Still having trouble with the installation? Feel free to leave a comment and I’ll be happy to try to provide amateurish advice.
Basic use of the script
I use a basic Blender template file that you can download here (also included in the GitHub repo). The template includes a basic three-point lighting setup and a camera. I keep them on layer 10 to keep them separate from whatever objects I load in. The lighting is pretty bright and with minimal shadows so as to give renders that (in my opinion) are well lit for publication (a little texture but no dramatic shadows).
For the purpose of this example, you’ll need a pdb file of a simple molecule. If you don’t have one handy, feel free to use this PM7 geometry of Tamiflu.
I’d suggest making sure that you’re on layer 1 before adding the molecule. Then, switch to the Scripting layout:
Your screen should now look something like the following:
In the scripting window, type the following:
import blmol m = blmol.Molecule() m.read_pdb('/path/to/pdb/file/pdbfile.pdb')
If everything is set up correctly, you shouldn’t notice much of anything happen (i.e., no error messages). What this does is to load the blmol script and create a new “Molecule” Python object called “m”. We then read the geometry from the PDB file into m.
Then type the following:
This command creates a new Blender object of a bond-line structure of the molecule.
You can then switch back to the default layout and render the molecule as you would any other Blender object.
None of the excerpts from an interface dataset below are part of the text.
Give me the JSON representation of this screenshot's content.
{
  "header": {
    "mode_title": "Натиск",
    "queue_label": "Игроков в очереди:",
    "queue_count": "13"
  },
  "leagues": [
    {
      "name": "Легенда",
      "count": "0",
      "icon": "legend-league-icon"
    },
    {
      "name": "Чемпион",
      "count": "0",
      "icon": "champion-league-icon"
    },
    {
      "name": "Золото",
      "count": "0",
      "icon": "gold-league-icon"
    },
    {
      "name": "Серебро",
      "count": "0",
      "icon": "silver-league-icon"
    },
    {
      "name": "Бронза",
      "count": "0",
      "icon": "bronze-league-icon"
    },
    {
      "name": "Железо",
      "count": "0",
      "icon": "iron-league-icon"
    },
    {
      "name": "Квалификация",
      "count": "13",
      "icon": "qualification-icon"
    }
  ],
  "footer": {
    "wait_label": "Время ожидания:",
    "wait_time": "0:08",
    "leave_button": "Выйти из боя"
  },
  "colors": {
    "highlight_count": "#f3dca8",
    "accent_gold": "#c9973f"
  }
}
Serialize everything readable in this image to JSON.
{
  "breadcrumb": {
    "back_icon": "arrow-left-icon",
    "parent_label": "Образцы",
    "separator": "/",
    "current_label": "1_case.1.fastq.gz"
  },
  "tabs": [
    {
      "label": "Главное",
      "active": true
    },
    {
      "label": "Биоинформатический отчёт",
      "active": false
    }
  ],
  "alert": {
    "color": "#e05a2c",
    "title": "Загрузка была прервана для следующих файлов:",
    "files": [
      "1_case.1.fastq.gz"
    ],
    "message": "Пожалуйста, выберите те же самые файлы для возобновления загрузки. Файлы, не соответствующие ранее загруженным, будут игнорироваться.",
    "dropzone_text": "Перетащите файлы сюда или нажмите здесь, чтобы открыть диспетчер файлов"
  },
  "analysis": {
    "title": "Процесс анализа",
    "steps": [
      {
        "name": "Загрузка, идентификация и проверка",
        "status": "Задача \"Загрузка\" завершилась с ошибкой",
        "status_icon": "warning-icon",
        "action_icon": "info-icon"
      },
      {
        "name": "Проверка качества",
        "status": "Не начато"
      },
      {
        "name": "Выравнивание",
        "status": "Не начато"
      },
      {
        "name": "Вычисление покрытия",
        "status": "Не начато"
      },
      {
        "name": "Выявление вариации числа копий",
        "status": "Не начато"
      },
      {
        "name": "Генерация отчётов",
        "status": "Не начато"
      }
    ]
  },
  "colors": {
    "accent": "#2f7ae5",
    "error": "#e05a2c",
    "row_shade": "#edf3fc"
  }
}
I’d recommend the following:
- Set the molecule’s origin to its center by hitting space, type “Set Origin”, and then choose “Origin to Geometry” (or use the hotkey).
- Rotate and position the molecule in front of the camera as desired. I usually use a orthographic camera for scientific figures.
- Render the molecule. Don’t forget to select layer 10 so that the lighting is included in the render.
Here’s what I got, admittedly not having exactly framed it for aesthetics.
Alternatively, you can create a space filling model using m.draw_atoms().
The script has a bunch of options to play around with (e.g., changing the colors, the radius of the bonds or spheres, etc.). There are descriptions within the script itself. A very useful command, however, is the console autocomplete (button at bottom of console or ctrl-space hotkey). After typing part of a command, hit the button and it will either provide a list of possible completions or help on the current command. For example, by typing “m.draw_atoms(” and then hitting autocomplete you should see the following text:
draw_atoms(self, color='by_element', radius=None, units='nm', scale=1.0, join=True, with_H=True) Draw spheres for all atoms. Args: color (str, ='by_element'): If 'by_element', uses colors in ELEMENT_COLORS. Otherwise, can specify color for whole model. Must be defined in COLORS. radius (float, =None): If specified, gives radius of all atoms. units (str, ='nm'): Units for 1 BU. Can also be A. join (bool, =True): If true, all atoms are joined together into a single Bl object. Returns: The atoms as a single Blender object, if join=True. Otherwise, None.
This is just the docstring from the script itself, but it gives a list of possible options. For example, m.draw_atoms(color=’red’) will draw a space-filling model will all of the atoms colored red instead of by element. m.draw_atoms(scale=0.8) will draw a space-filling model with all atoms scaled to 80% of their default sizes.
And that’s basically it. The workflow is to just load the template, load the PDB into a Molecule object, generate the model, and render. It just takes a minute or two. In the next posts I’ll discuss other elements of the script and demonstrate rendering simple molecular animations.